I have always believed that the size of the problem equals the size of the opportunity. And considering the obvious size of the problem presented by opaque election financing and extractive core systems, massive opportunities for reform surely surround us.
I've found myself more enthusiastic than I've been in years as I've shifted my attention from D.C./NYC to cities both burgeoning with ideas and struggling with the excruciating pain that Washington and New York have inflicted on them.
Like banks and oil companies, those who run our universities push the hidden risk they incur to taxpayers. It's not as obvious as what we saw with subprime home loans, but it is potentially as destructive.
What I've found is that the same incentives distorting banking, energy, education, and government are distorting our very bodies.
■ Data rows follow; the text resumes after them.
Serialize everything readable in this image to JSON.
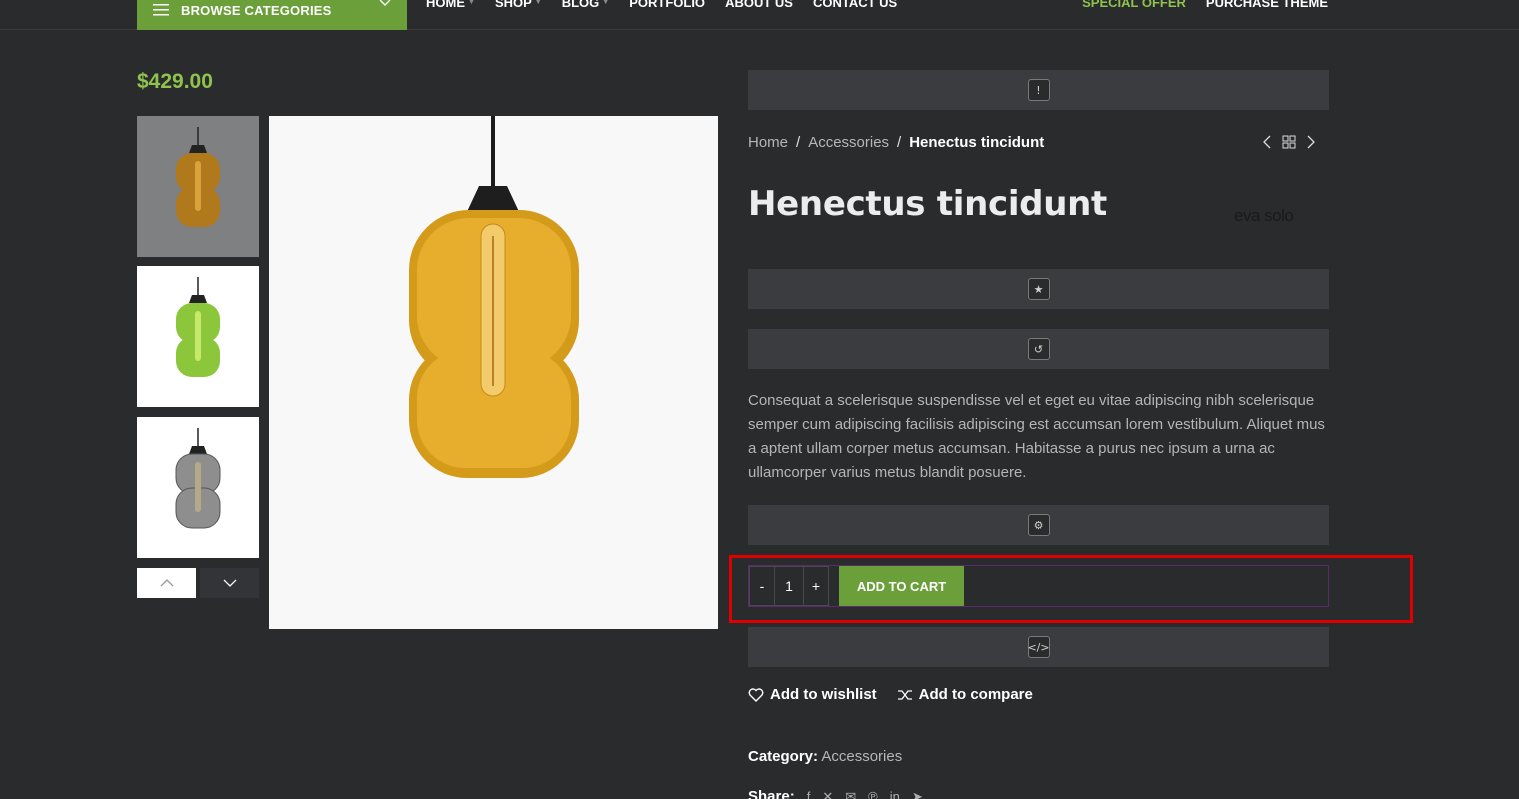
{
  "header": {
    "browse_label": "BROWSE CATEGORIES",
    "nav": [
      "HOME",
      "SHOP",
      "BLOG",
      "PORTFOLIO",
      "ABOUT US",
      "CONTACT US"
    ],
    "right_links": [
      "SPECIAL OFFER",
      "PURCHASE THEME"
    ]
  },
  "product": {
    "price": "$429.00",
    "title": "Henectus tincidunt",
    "brand_logo": "eva solo",
    "description": "Consequat a scelerisque suspendisse vel et eget eu vitae adipiscing nibh scelerisque semper cum adipiscing facilisis adipiscing est accumsan lorem vestibulum. Aliquet mus a aptent ullam corper metus accumsan. Habitasse a purus nec ipsum a urna ac ullamcorper varius metus blandit posuere."
  },
  "breadcrumb": {
    "items": [
      "Home",
      "Accessories",
      "Henectus tincidunt"
    ],
    "separator": "/"
  },
  "cart": {
    "minus_label": "-",
    "quantity": "1",
    "plus_label": "+",
    "add_label": "ADD TO CART"
  },
  "actions": {
    "wishlist": "Add to wishlist",
    "compare": "Add to compare"
  },
  "meta": {
    "category_key": "Category:",
    "category_value": "Accessories",
    "share_label": "Share:"
  },
  "colors": {
    "accent": "#6a9f3a",
    "price": "#8fc34e",
    "background": "#2a2b2d"
  }
}
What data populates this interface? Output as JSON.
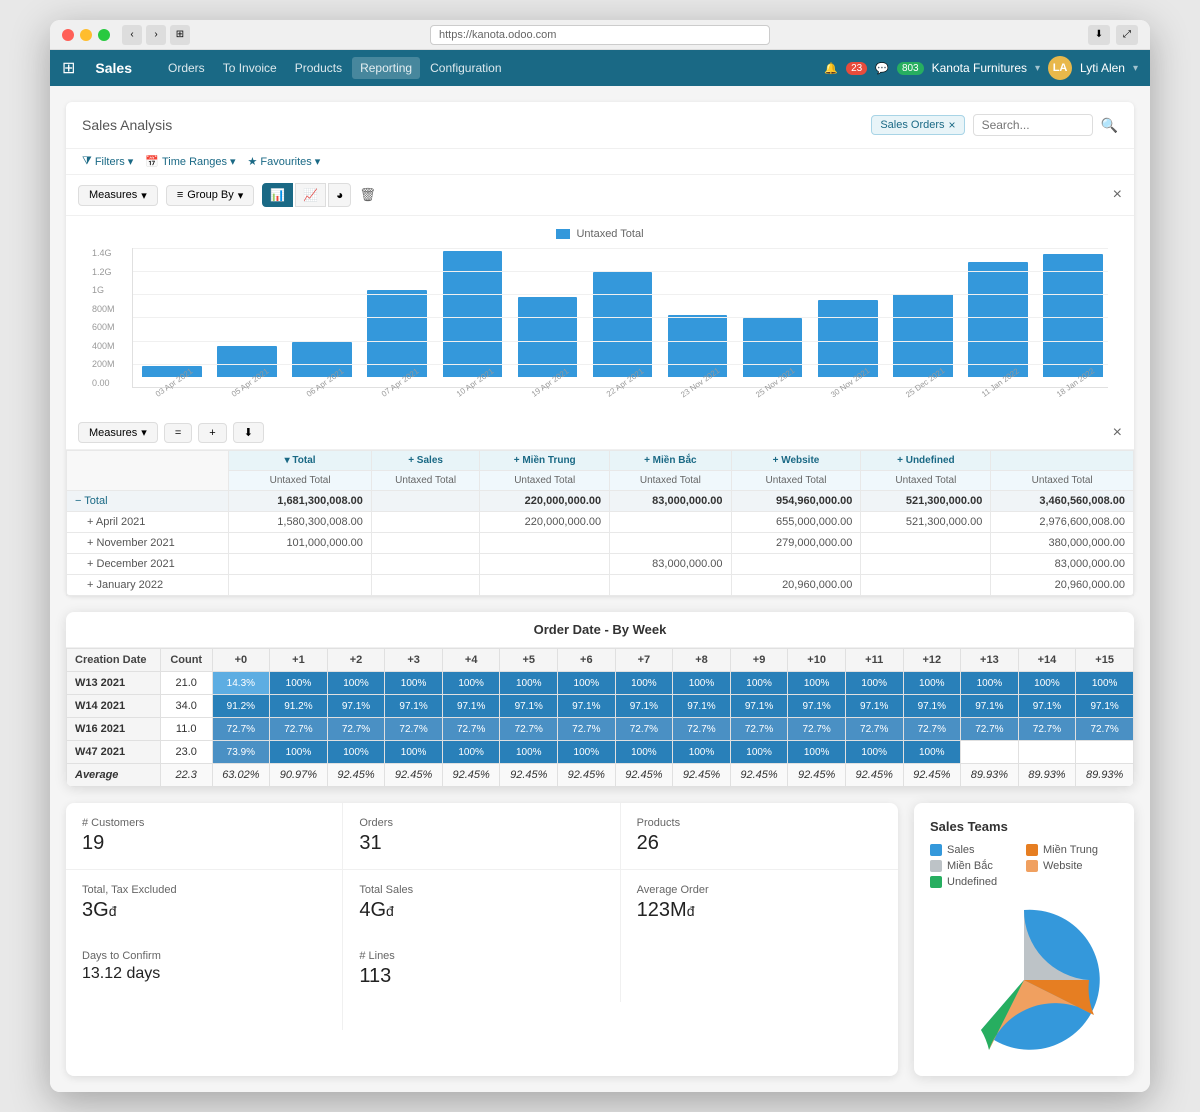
{
  "window": {
    "url": "https://kanota.odoo.com",
    "title": "Sales"
  },
  "header": {
    "app_icon": "⊞",
    "title": "Sales",
    "nav": [
      "Orders",
      "To Invoice",
      "Products",
      "Reporting",
      "Configuration"
    ],
    "notifications": "23",
    "messages": "803",
    "company": "Kanota Furnitures",
    "user": "Lyti Alen",
    "avatar_initials": "LA"
  },
  "page": {
    "title": "Sales Analysis",
    "search_tag": "Sales Orders",
    "search_placeholder": "Search...",
    "filters_label": "Filters",
    "time_ranges_label": "Time Ranges",
    "favourites_label": "Favourites"
  },
  "chart": {
    "legend_label": "Untaxed Total",
    "measures_label": "Measures",
    "group_by_label": "Group By",
    "y_labels": [
      "1.4G",
      "1.2G",
      "1G",
      "800M",
      "600M",
      "400M",
      "200M",
      "0.00"
    ],
    "bars": [
      {
        "label": "03 Apr 2021",
        "height_pct": 8
      },
      {
        "label": "05 Apr 2021",
        "height_pct": 22
      },
      {
        "label": "06 Apr 2021",
        "height_pct": 25
      },
      {
        "label": "07 Apr 2021",
        "height_pct": 62
      },
      {
        "label": "10 Apr 2021",
        "height_pct": 90
      },
      {
        "label": "19 Apr 2021",
        "height_pct": 57
      },
      {
        "label": "22 Apr 2021",
        "height_pct": 75
      },
      {
        "label": "23 Nov 2021",
        "height_pct": 44
      },
      {
        "label": "25 Nov 2021",
        "height_pct": 42
      },
      {
        "label": "30 Nov 2021",
        "height_pct": 55
      },
      {
        "label": "25 Dec 2021",
        "height_pct": 59
      },
      {
        "label": "11 Jan 2022",
        "height_pct": 82
      },
      {
        "label": "18 Jan 2022",
        "height_pct": 88
      }
    ]
  },
  "pivot": {
    "measures_label": "Measures",
    "col_headers": [
      "Sales",
      "Miền Trung",
      "Miền Bắc",
      "Website",
      "Undefined"
    ],
    "sub_header": "Untaxed Total",
    "total_label": "Total",
    "total_value": "1,681,300,008.00",
    "mien_trung_total": "220,000,000.00",
    "mien_bac_total": "83,000,000.00",
    "website_total": "954,960,000.00",
    "undefined_total": "521,300,000.00",
    "grand_total": "3,460,560,008.00",
    "rows": [
      {
        "label": "April 2021",
        "sales": "1,580,300,008.00",
        "mien_trung": "220,000,000.00",
        "mien_bac": "",
        "website": "655,000,000.00",
        "undefined": "521,300,000.00",
        "grand": "2,976,600,008.00"
      },
      {
        "label": "November 2021",
        "sales": "101,000,000.00",
        "mien_trung": "",
        "mien_bac": "",
        "website": "279,000,000.00",
        "undefined": "",
        "grand": "380,000,000.00"
      },
      {
        "label": "December 2021",
        "sales": "",
        "mien_trung": "",
        "mien_bac": "83,000,000.00",
        "website": "",
        "undefined": "",
        "grand": "83,000,000.00"
      },
      {
        "label": "January 2022",
        "sales": "",
        "mien_trung": "",
        "mien_bac": "",
        "website": "20,960,000.00",
        "undefined": "",
        "grand": "20,960,000.00"
      }
    ]
  },
  "cohort": {
    "title": "Order Date - By Week",
    "col_header_creation": "Creation Date",
    "col_header_count": "Count",
    "plus_cols": [
      "+0",
      "+1",
      "+2",
      "+3",
      "+4",
      "+5",
      "+6",
      "+7",
      "+8",
      "+9",
      "+10",
      "+11",
      "+12",
      "+13",
      "+14",
      "+15"
    ],
    "rows": [
      {
        "period": "W13 2021",
        "count": "21.0",
        "values": [
          "14.3%",
          "100%",
          "100%",
          "100%",
          "100%",
          "100%",
          "100%",
          "100%",
          "100%",
          "100%",
          "100%",
          "100%",
          "100%",
          "100%",
          "100%",
          "100%"
        ],
        "styles": [
          "light",
          "dark",
          "dark",
          "dark",
          "dark",
          "dark",
          "dark",
          "dark",
          "dark",
          "dark",
          "dark",
          "dark",
          "dark",
          "dark",
          "dark",
          "dark"
        ]
      },
      {
        "period": "W14 2021",
        "count": "34.0",
        "values": [
          "91.2%",
          "91.2%",
          "97.1%",
          "97.1%",
          "97.1%",
          "97.1%",
          "97.1%",
          "97.1%",
          "97.1%",
          "97.1%",
          "97.1%",
          "97.1%",
          "97.1%",
          "97.1%",
          "97.1%",
          "97.1%"
        ],
        "styles": [
          "dark",
          "dark",
          "dark",
          "dark",
          "dark",
          "dark",
          "dark",
          "dark",
          "dark",
          "dark",
          "dark",
          "dark",
          "dark",
          "dark",
          "dark",
          "dark"
        ]
      },
      {
        "period": "W16 2021",
        "count": "11.0",
        "values": [
          "72.7%",
          "72.7%",
          "72.7%",
          "72.7%",
          "72.7%",
          "72.7%",
          "72.7%",
          "72.7%",
          "72.7%",
          "72.7%",
          "72.7%",
          "72.7%",
          "72.7%",
          "72.7%",
          "72.7%",
          "72.7%"
        ],
        "styles": [
          "medium",
          "medium",
          "medium",
          "medium",
          "medium",
          "medium",
          "medium",
          "medium",
          "medium",
          "medium",
          "medium",
          "medium",
          "medium",
          "medium",
          "medium",
          "medium"
        ]
      },
      {
        "period": "W47 2021",
        "count": "23.0",
        "values": [
          "73.9%",
          "100%",
          "100%",
          "100%",
          "100%",
          "100%",
          "100%",
          "100%",
          "100%",
          "100%",
          "100%",
          "100%",
          "100%",
          "",
          "",
          ""
        ],
        "styles": [
          "medium",
          "dark",
          "dark",
          "dark",
          "dark",
          "dark",
          "dark",
          "dark",
          "dark",
          "dark",
          "dark",
          "dark",
          "dark",
          "empty",
          "empty",
          "empty"
        ]
      }
    ],
    "avg_row": {
      "label": "Average",
      "count": "22.3",
      "values": [
        "63.02%",
        "90.97%",
        "92.45%",
        "92.45%",
        "92.45%",
        "92.45%",
        "92.45%",
        "92.45%",
        "92.45%",
        "92.45%",
        "92.45%",
        "92.45%",
        "92.45%",
        "89.93%",
        "89.93%",
        "89.93%"
      ]
    }
  },
  "kpi": {
    "customers_label": "# Customers",
    "customers_value": "19",
    "orders_label": "Orders",
    "orders_value": "31",
    "products_label": "Products",
    "products_value": "26",
    "total_tax_label": "Total, Tax Excluded",
    "total_tax_value": "3G",
    "total_sales_label": "Total Sales",
    "total_sales_value": "4G",
    "avg_order_label": "Average Order",
    "avg_order_value": "123M",
    "days_confirm_label": "Days to Confirm",
    "days_confirm_value": "13.12 days",
    "lines_label": "# Lines",
    "lines_value": "113",
    "currency": "đ"
  },
  "sales_teams": {
    "title": "Sales Teams",
    "legend": [
      {
        "label": "Sales",
        "color": "#3498db"
      },
      {
        "label": "Miền Trung",
        "color": "#e67e22"
      },
      {
        "label": "Miền Bắc",
        "color": "#bdc3c7"
      },
      {
        "label": "Website",
        "color": "#f39c12"
      },
      {
        "label": "Undefined",
        "color": "#27ae60"
      }
    ],
    "pie_segments": [
      {
        "label": "Sales",
        "color": "#3498db",
        "start": 0,
        "end": 160
      },
      {
        "label": "Undefined",
        "color": "#27ae60",
        "start": 160,
        "end": 220
      },
      {
        "label": "Website",
        "color": "#f0a060",
        "start": 220,
        "end": 320
      },
      {
        "label": "Miền Trung",
        "color": "#e67e22",
        "start": 320,
        "end": 340
      },
      {
        "label": "Miền Bắc",
        "color": "#bdc3c7",
        "start": 340,
        "end": 360
      }
    ]
  }
}
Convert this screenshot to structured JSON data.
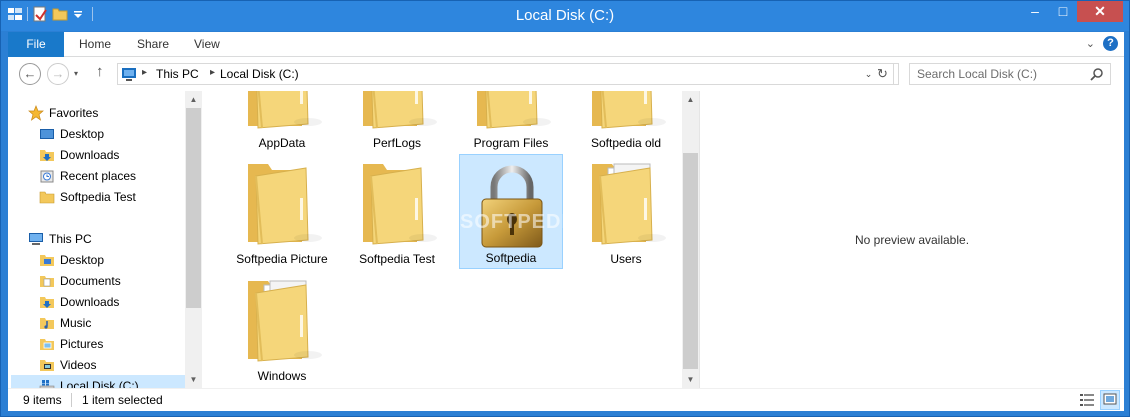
{
  "window": {
    "title": "Local Disk (C:)"
  },
  "ribbon": {
    "tabs": [
      "File",
      "Home",
      "Share",
      "View"
    ]
  },
  "address": {
    "crumbs": [
      "This PC",
      "Local Disk (C:)"
    ],
    "search_placeholder": "Search Local Disk (C:)"
  },
  "nav": {
    "favorites_label": "Favorites",
    "favorites": [
      "Desktop",
      "Downloads",
      "Recent places",
      "Softpedia Test"
    ],
    "thispc_label": "This PC",
    "thispc": [
      "Desktop",
      "Documents",
      "Downloads",
      "Music",
      "Pictures",
      "Videos",
      "Local Disk (C:)"
    ]
  },
  "files": [
    {
      "name": "AppData",
      "type": "folder"
    },
    {
      "name": "PerfLogs",
      "type": "folder"
    },
    {
      "name": "Program Files",
      "type": "folder-docs"
    },
    {
      "name": "Softpedia old",
      "type": "folder"
    },
    {
      "name": "Softpedia Picture",
      "type": "folder"
    },
    {
      "name": "Softpedia Test",
      "type": "folder"
    },
    {
      "name": "Softpedia",
      "type": "locked",
      "selected": true,
      "watermark": "SOFTPEDIA"
    },
    {
      "name": "Users",
      "type": "folder-docs"
    },
    {
      "name": "Windows",
      "type": "folder-docs"
    }
  ],
  "preview": {
    "message": "No preview available."
  },
  "status": {
    "items": "9 items",
    "selected": "1 item selected"
  },
  "colors": {
    "titlebar": "#2e86de",
    "file_tab": "#1979ca",
    "selection": "#cce8ff",
    "folder": "#f5d67a"
  }
}
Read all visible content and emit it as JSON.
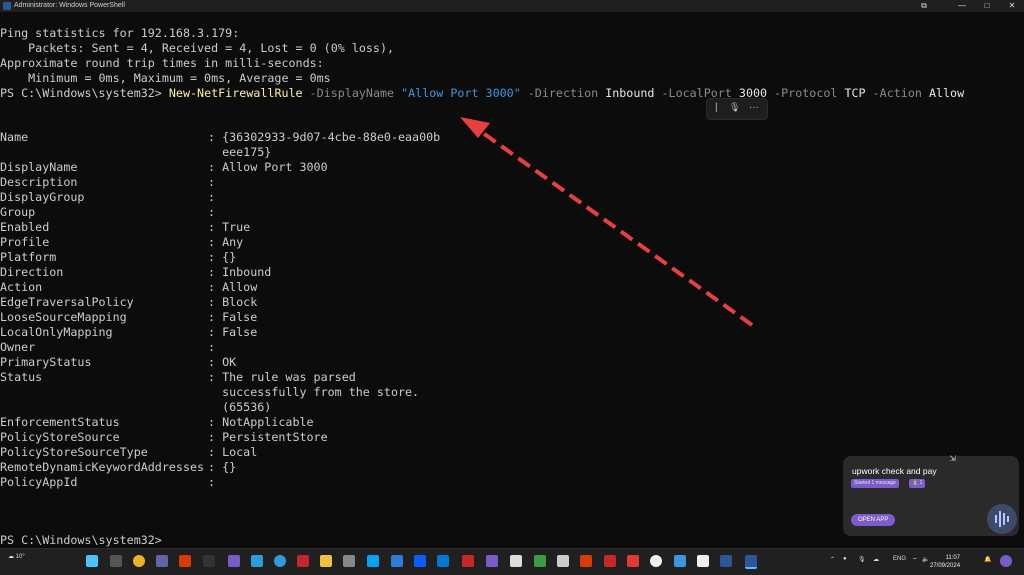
{
  "window": {
    "title": "Administrator: Windows PowerShell",
    "minimize_glyph": "—",
    "maximize_glyph": "□",
    "close_glyph": "✕",
    "pin_glyph": "⧉"
  },
  "terminal": {
    "ping_lines": [
      "Ping statistics for 192.168.3.179:",
      "    Packets: Sent = 4, Received = 4, Lost = 0 (0% loss),",
      "Approximate round trip times in milli-seconds:",
      "    Minimum = 0ms, Maximum = 0ms, Average = 0ms"
    ],
    "command": {
      "prompt": "PS C:\\Windows\\system32> ",
      "cmdlet": "New-NetFirewallRule",
      "p1": " -DisplayName ",
      "v1": "\"Allow Port 3000\"",
      "p2": " -Direction ",
      "v2": "Inbound",
      "p3": " -LocalPort ",
      "v3": "3000",
      "p4": " -Protocol ",
      "v4": "TCP",
      "p5": " -Action ",
      "v5": "Allow"
    },
    "properties": [
      {
        "name": "Name",
        "value": ": {36302933-9d07-4cbe-88e0-eaa00b"
      },
      {
        "name": "",
        "value": "  eee175}"
      },
      {
        "name": "DisplayName",
        "value": ": Allow Port 3000"
      },
      {
        "name": "Description",
        "value": ":"
      },
      {
        "name": "DisplayGroup",
        "value": ":"
      },
      {
        "name": "Group",
        "value": ":"
      },
      {
        "name": "Enabled",
        "value": ": True"
      },
      {
        "name": "Profile",
        "value": ": Any"
      },
      {
        "name": "Platform",
        "value": ": {}"
      },
      {
        "name": "Direction",
        "value": ": Inbound"
      },
      {
        "name": "Action",
        "value": ": Allow"
      },
      {
        "name": "EdgeTraversalPolicy",
        "value": ": Block"
      },
      {
        "name": "LooseSourceMapping",
        "value": ": False"
      },
      {
        "name": "LocalOnlyMapping",
        "value": ": False"
      },
      {
        "name": "Owner",
        "value": ":"
      },
      {
        "name": "PrimaryStatus",
        "value": ": OK"
      },
      {
        "name": "Status",
        "value": ": The rule was parsed"
      },
      {
        "name": "",
        "value": "  successfully from the store."
      },
      {
        "name": "",
        "value": "  (65536)"
      },
      {
        "name": "EnforcementStatus",
        "value": ": NotApplicable"
      },
      {
        "name": "PolicyStoreSource",
        "value": ": PersistentStore"
      },
      {
        "name": "PolicyStoreSourceType",
        "value": ": Local"
      },
      {
        "name": "RemoteDynamicKeywordAddresses",
        "value": ": {}"
      },
      {
        "name": "PolicyAppId",
        "value": ":"
      }
    ],
    "final_prompt": "PS C:\\Windows\\system32>"
  },
  "floating_toolbar": {
    "divider": "|",
    "mic_icon": "🎙",
    "more_icon": "···"
  },
  "notification": {
    "title": "upwork check and pay",
    "badge1": "Started 1 message",
    "badge2": "⏳ 1",
    "open_button": "OPEN APP"
  },
  "taskbar": {
    "weather_temp": "10°",
    "language": "ENG",
    "time": "11:07",
    "date": "27/09/2024",
    "colors": {
      "windows": "#4cc2ff",
      "chrome": "#e8b52a",
      "edge": "#2d9cdb",
      "red": "#d83b01",
      "purple": "#7a5cc8",
      "green": "#3b9b46",
      "powershell": "#2b5797"
    }
  },
  "annotation": {
    "arrow_color": "#e84040"
  }
}
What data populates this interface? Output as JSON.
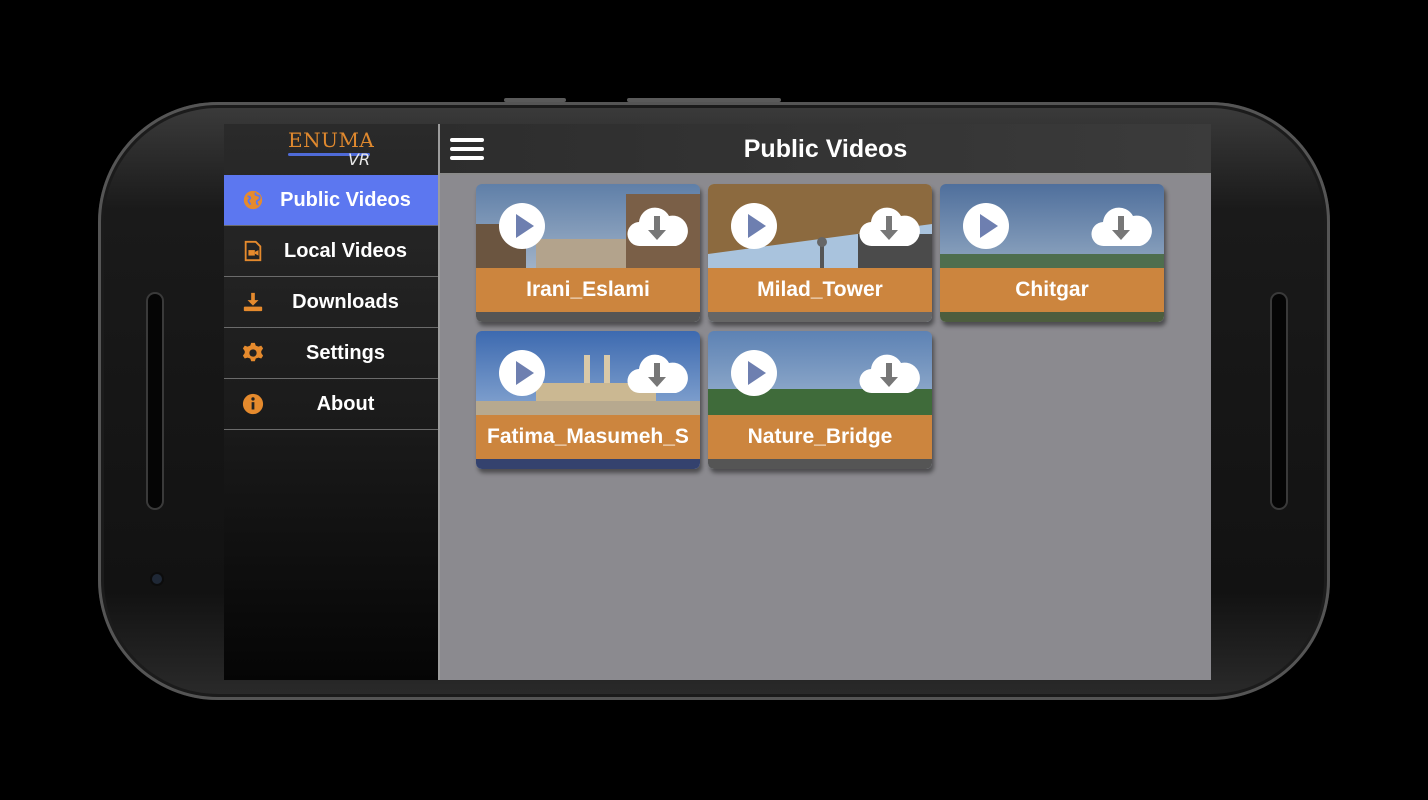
{
  "app": {
    "logo_text": "ENUMA",
    "logo_sub": "VR"
  },
  "sidebar": {
    "items": [
      {
        "label": "Public Videos",
        "icon": "globe-icon",
        "active": true
      },
      {
        "label": "Local Videos",
        "icon": "video-file-icon",
        "active": false
      },
      {
        "label": "Downloads",
        "icon": "download-tray-icon",
        "active": false
      },
      {
        "label": "Settings",
        "icon": "gear-icon",
        "active": false
      },
      {
        "label": "About",
        "icon": "info-icon",
        "active": false
      }
    ]
  },
  "header": {
    "title": "Public Videos",
    "menu_icon": "hamburger-icon"
  },
  "videos": [
    {
      "title": "Irani_Eslami"
    },
    {
      "title": "Milad_Tower"
    },
    {
      "title": "Chitgar"
    },
    {
      "title": "Fatima_Masumeh_S"
    },
    {
      "title": "Nature_Bridge"
    }
  ],
  "colors": {
    "accent_active": "#5c77f0",
    "card_label": "#cc853e",
    "icon_orange": "#e58a2d",
    "content_bg": "#8b8a8f"
  }
}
For American health care providers, the goal isn't to get you healthy, but to get you paying.